What Canada's military needs is useful planes, helicopters and boats capable of patrolling and defending our coasts and borders. A couple of years ago a suspect airliner approached our west coast and the Americans had to scramble a couple of Tomcats to escort the airliner into Vancouver because Canada does not have the ability. Recently a Russian freighter had to be rescued and towed to safety by an American tug because Canada can't do it.

The Mound of Sound said...

As I mentioned, Toby, the F-35 is a political decision. It's seen as a gesture of loyalty to Washington and our admission ticket to America's Aerial Foreign Legion.

The latest report merely underlines the flawed nature of the F-35 and that it's time to look for alternatives.

As for securing the West Coast, our fighter assets are too minimal to maintain a ready force on the Pacific or Atlantic coasts.
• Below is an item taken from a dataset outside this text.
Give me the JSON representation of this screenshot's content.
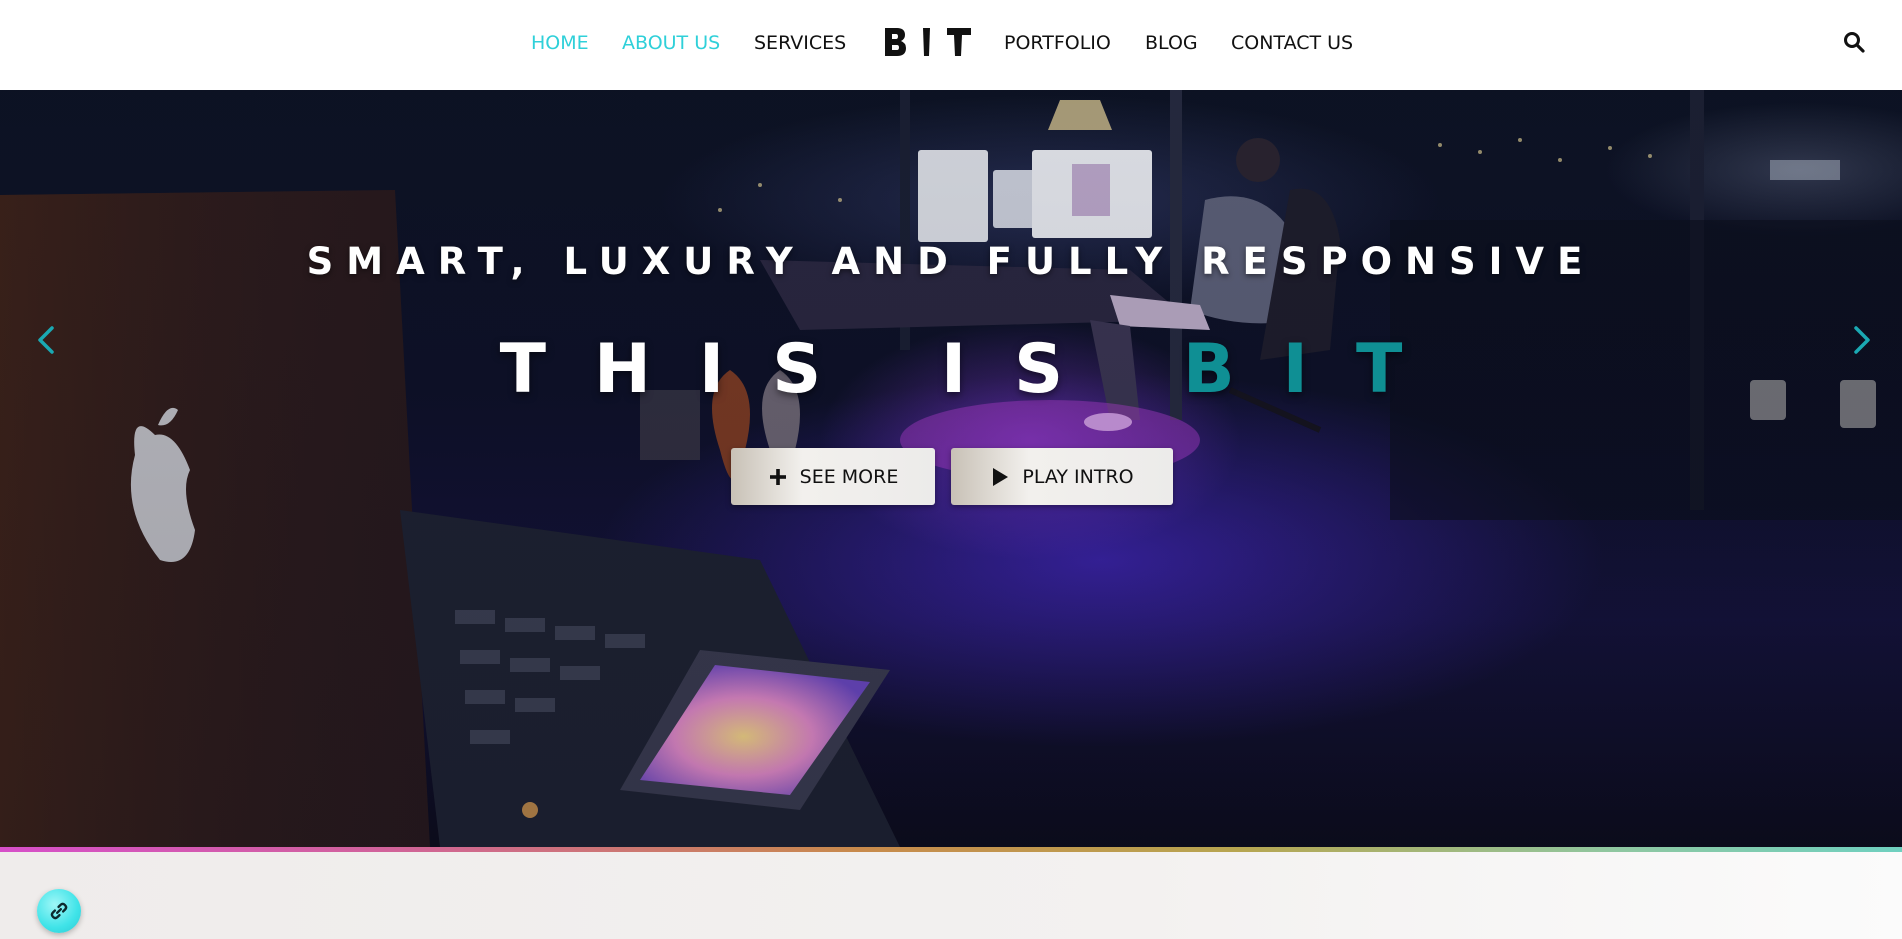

The only credible threat we face would be to the north. That's also were the weaknesses of the F-35 are greatest.

Toby said...

Mound, the reason I come across so negatively may have something to do with living in a Conservative riding. Over coffee this morning an old friend repeated an old statement I've been hearing for years. He doesn't like Harper or the crap coming from the Conservative Party and agrees that the local MP is as dumb as road dirt, "but there's nobody else to vote for." The Liberals and NDP have failed to capture the public imagination.

The Mound of Sound said...

As a former, life long Liberal I fully understand, Toby. I don't know what either opposition party really stands for these days and I trust neither.

Purple library guy said...

It seems an interesting report, and I'd certainly agree with its criticism of the F-35. But I have my doubts that the report itself is devoid of political spin. It just seems to be working for the drone lobby rather than the expensive-crap-fighter-plane lobby.

I mean, would it really be wise to plan on fighting, offensively yet, sophisticated opponents like Russia and China using platforms that are dependent on constant radio contact? I mean, for one thing I doubt there's any way to make the things completely un-hackable. And for another even if they're not hackable, if you're attacking the other guy's turf they're probably jammable. And for a third even if they're very stealthy in themselves, their inability to maintain radio silence is surely a giveaway, no?
Not that I mind if the Americans pay top dollar for something that doesn't work, again, as long as we don't have to buy it too. All to the good, really.